THRU-COAT measurement involves the use of a patented software approach to determine the time interval represented by a round trip inside the coating. This interval is used to calculate and display the coating thickness; by subtracting it from the total measurement, the device is also able to calculate and display the thickness of the metal substrate.
Each of these techniques offers advantages and disadvantages that must be taken into account when choosing the one best suited to a given application:
Advantages of measurement between echoes :
- A wide range of common probes can be used
- Often effective, even through rough surface coatings
- Operation possible at high temperatures (up to approx. 500°C), using suitable probes
Disadvantages of measurement between echoes :
- Many background echoes required: may be non-existent in highly corroded metals
Thickness range sometimes narrower than with THRU-COAT function
Benefits of THRU-COAT measurement :
- Applicable to a wide range of thicknesses, generally from 1 mm to over 50 mm in steel
- Only one background echo required
- Precise residual thickness measurement for pitting corrosion
Disadvantages of THRU-COAT measurement :
- The coating must be non-metallic and at least 0.125 mm thick.
- The surface must be relatively smooth
- Use of one of two specialized probes is required
- The approximate maximum surface temperature is 50°C.
Procedure: The procedures for activating the between-echo and THRU-COAT functions and taking measurements with the 38DL and 45MG instruments and the appropriate probes are described in the user manuals for these instruments. You'll find the information you need there, plus further details on how to calibrate propagation velocity and optimize gain and echo suppression, if required.

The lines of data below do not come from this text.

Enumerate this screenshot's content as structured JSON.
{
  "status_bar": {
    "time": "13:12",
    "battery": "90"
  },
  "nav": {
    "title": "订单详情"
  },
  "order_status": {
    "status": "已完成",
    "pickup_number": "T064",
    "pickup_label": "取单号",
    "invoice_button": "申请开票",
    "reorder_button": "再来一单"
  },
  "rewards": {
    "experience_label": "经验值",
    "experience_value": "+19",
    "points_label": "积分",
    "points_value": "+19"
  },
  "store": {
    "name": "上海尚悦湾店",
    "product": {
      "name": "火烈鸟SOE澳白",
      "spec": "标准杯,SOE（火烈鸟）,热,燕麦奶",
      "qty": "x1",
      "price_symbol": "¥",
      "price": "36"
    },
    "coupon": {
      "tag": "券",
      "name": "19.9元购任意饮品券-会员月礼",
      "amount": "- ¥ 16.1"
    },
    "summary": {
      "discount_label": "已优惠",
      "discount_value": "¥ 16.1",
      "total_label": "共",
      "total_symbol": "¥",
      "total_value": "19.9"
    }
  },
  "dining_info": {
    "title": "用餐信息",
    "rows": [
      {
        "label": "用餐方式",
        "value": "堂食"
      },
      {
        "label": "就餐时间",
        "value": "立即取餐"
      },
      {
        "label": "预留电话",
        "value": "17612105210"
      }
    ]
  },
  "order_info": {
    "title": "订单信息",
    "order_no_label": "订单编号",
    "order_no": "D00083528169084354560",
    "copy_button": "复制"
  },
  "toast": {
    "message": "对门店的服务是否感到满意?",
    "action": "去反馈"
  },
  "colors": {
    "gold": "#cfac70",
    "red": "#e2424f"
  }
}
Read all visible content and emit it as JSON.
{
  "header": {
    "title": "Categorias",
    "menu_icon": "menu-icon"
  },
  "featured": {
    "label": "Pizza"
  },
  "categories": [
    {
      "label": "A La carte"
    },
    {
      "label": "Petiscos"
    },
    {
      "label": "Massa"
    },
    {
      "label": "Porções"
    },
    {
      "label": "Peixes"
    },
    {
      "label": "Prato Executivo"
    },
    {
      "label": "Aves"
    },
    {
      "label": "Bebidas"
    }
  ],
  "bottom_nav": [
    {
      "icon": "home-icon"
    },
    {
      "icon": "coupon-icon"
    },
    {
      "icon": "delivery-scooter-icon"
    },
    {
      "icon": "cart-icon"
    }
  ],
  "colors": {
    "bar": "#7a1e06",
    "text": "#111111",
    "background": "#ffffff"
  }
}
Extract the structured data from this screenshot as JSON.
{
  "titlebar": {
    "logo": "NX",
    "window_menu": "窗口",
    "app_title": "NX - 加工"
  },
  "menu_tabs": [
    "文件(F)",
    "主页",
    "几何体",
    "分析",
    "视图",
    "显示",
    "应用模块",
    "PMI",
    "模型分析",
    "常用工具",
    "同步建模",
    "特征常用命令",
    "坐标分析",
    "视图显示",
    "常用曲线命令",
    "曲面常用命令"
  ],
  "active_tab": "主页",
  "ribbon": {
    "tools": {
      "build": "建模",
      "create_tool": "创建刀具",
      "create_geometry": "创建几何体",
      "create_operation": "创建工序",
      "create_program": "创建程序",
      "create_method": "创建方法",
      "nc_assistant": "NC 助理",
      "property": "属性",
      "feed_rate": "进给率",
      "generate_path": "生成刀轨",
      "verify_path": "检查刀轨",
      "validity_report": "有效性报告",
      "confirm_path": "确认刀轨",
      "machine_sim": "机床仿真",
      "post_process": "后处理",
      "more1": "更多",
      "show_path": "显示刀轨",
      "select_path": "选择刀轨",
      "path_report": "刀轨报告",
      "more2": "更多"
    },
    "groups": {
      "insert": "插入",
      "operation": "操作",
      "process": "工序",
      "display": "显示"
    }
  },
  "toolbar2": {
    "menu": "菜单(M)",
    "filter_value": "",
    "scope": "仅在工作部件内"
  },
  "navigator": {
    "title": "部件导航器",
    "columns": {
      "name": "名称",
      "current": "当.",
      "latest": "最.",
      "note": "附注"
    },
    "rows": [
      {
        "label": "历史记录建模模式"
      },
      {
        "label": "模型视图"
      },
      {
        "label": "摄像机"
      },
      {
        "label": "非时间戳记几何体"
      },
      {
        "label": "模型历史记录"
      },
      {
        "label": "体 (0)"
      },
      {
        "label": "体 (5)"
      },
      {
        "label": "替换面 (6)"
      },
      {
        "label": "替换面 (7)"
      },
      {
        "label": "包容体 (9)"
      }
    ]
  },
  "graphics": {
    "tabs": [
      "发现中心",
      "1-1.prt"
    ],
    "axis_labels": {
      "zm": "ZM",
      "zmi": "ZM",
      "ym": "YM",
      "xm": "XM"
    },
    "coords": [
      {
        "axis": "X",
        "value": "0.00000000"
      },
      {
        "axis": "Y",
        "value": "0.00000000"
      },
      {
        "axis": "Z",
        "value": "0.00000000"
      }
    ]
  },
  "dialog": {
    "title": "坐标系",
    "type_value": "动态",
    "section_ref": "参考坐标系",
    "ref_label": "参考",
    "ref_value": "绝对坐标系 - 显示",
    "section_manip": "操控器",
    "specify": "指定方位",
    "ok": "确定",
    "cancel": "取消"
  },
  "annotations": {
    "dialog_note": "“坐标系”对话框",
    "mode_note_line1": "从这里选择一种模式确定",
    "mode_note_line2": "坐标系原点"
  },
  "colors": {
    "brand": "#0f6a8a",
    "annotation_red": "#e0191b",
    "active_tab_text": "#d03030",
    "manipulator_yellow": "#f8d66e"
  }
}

Scope THRU-COAT measurement : The THRU-COAT function used with D7906-SM or D7908 probes can measure non-metallic coatings only (paint or epoxy) with a minimum thickness of 0.12 mm. If no coating measurement is displayed when you take a measurement on coated steel, either the coating thickness is below the minimum measurable by the THRU-COAT function, or the measurement simply cannot be taken. In many cases, however, the coating thickness will still be subtracted from the measurement and the steel thickness will be displayed. You can also try taking the measurement using the between echoes function, or you may have to remove the coating.
Generally speaking, the thickness measurable in THRU-COAT mode ranges from around 1 mm to over 50 mm, depending on the acoustic properties of the metal and the surface conditions inside.
Scope measurement between echoes : In between-echo mode, the thickness range depends on the choice of probe, the type of instrument, the acoustic properties of the metal and the surface conditions. By definition, between-echo measurement requires at least two background echoes. As a result, it may not work when materials are extremely corroded, very rough, have very high scattering or very high attenuation. Indeed, under these conditions, the material does not support the second background echo. In such cases, the THRU-COAT measurement should be used whenever possible.
For the 38DL and 45MG thickness gauges, typical thickness ranges in inter-echo mode are as follows:
Sensor type Thickness range D798 1.5 mm to 7.50 mm D790/D791 2.0 mm to 50 mm D797 12.5 mm to 125 mm M201 1.25 mm to 12.5 mm The thickness range depends on the material, surface conditions and temperature.